By: Laurence Thompson
Intellectual property is a means for individuals who have contributed their creative energy and funds into an idea, product, or persona to protect and capitalize on their investment. However, in a world where great wealth disparity persists and the rich seemingly are getting richer, many people are looking to see if technology is a contributing factor to the gap between the rich and the poor. More specifically, journalists and authors inquire if technology is the culprit or is the lack of upward social economic mobility partly encapsulated in policy.
Dean Baker, contributor at Huffington Post and co-director of the Center for Economic and Policy Research asserts that the benefit of technology depends on the polices we have in place regarding patents, copyrights, and other forms of intellectual property. He says, “While the development of technology may to some extent have its own logic, the distribution of the benefits from technology is determined by policy.” While our clinic focuses on assisting small business owners with protecting their marks and designs, it would be naïve not to consider the barriers to entry that exist within our sector of intellectual property. Thus, it’s imperative to be critical of not only the policies and systems surrounding trademarks but also patents, copyrights, publicity rights and trade secrets.
Policy makers construct the conduits used in gaining intellectual property protection but those with the most resources are more likely to have success navigating the various government agencies that administer protection.
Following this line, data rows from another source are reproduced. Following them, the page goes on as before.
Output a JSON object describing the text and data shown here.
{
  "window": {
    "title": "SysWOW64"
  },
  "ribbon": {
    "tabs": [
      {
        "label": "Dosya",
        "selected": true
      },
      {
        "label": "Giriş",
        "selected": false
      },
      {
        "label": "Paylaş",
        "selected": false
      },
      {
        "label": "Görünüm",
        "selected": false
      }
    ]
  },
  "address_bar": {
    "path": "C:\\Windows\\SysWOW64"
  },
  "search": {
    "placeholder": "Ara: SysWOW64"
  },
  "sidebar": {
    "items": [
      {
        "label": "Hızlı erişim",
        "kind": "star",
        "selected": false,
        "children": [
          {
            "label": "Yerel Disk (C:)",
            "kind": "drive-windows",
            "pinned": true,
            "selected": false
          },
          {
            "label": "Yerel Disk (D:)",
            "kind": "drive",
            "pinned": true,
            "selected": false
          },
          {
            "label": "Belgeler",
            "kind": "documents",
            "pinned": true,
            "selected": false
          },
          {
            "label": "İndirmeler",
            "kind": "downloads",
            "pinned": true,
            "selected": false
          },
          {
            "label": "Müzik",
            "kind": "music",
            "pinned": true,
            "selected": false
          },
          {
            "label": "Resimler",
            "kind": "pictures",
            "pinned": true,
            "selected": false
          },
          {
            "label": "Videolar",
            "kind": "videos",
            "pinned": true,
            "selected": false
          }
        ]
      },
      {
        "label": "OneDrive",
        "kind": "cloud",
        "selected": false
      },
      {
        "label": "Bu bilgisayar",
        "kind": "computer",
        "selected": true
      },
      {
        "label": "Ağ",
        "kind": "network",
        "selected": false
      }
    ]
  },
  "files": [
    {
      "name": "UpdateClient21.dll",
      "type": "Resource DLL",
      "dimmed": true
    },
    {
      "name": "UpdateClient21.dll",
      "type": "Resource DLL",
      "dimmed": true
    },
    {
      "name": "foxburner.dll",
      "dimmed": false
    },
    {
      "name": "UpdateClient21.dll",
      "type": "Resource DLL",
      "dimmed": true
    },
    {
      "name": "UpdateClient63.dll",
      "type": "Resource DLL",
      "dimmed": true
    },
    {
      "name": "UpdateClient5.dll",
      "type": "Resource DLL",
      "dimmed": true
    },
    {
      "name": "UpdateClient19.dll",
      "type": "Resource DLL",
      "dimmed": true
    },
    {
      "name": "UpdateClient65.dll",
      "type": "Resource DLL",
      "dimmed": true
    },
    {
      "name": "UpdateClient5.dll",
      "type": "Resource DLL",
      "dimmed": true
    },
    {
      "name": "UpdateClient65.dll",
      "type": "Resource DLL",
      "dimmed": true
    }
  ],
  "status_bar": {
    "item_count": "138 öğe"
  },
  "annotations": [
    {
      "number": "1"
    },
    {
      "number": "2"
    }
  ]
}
Recent policies have extended copyright duration from 55 years to 95 years and patents can include business methods, software and life forms. While it is an innate part of intellectual property to encourage innovation and development, policies can pose a substantial hindrance to crucial stakeholders. These stakeholders include communities of color and even extend to developing countries.
There’s an argument to be made that the stringent requirements that allow companies to monopolize intellectual property and increase costs on consumers is a result of policy choices by legislators. The price of life saving drugs to the cost of medical machinery are all bound up in the companies that own the right to reproduce, make, sell, and market these items. When we discuss upward mobility’s relationship to intellectual property and the social justice it is also imperative that we discuss the policy perspective. As a university located in the nation’s capital, Howard University School of Law and other law schools in the District of Columbia have a role to play on the Hill, with congressman, and lobbyists. Social justice is a battle fought on multiple fronts that requires an intellectual hustle to make long term change and impact.
For the full article on inequality, technology and intellectual property by Dean baker, see here: https://www.huffingtonpost.com/entry/blaming-inequality-on-technology-sloppy-thinking-for_us_59fb1809e4b01ec0dede3fde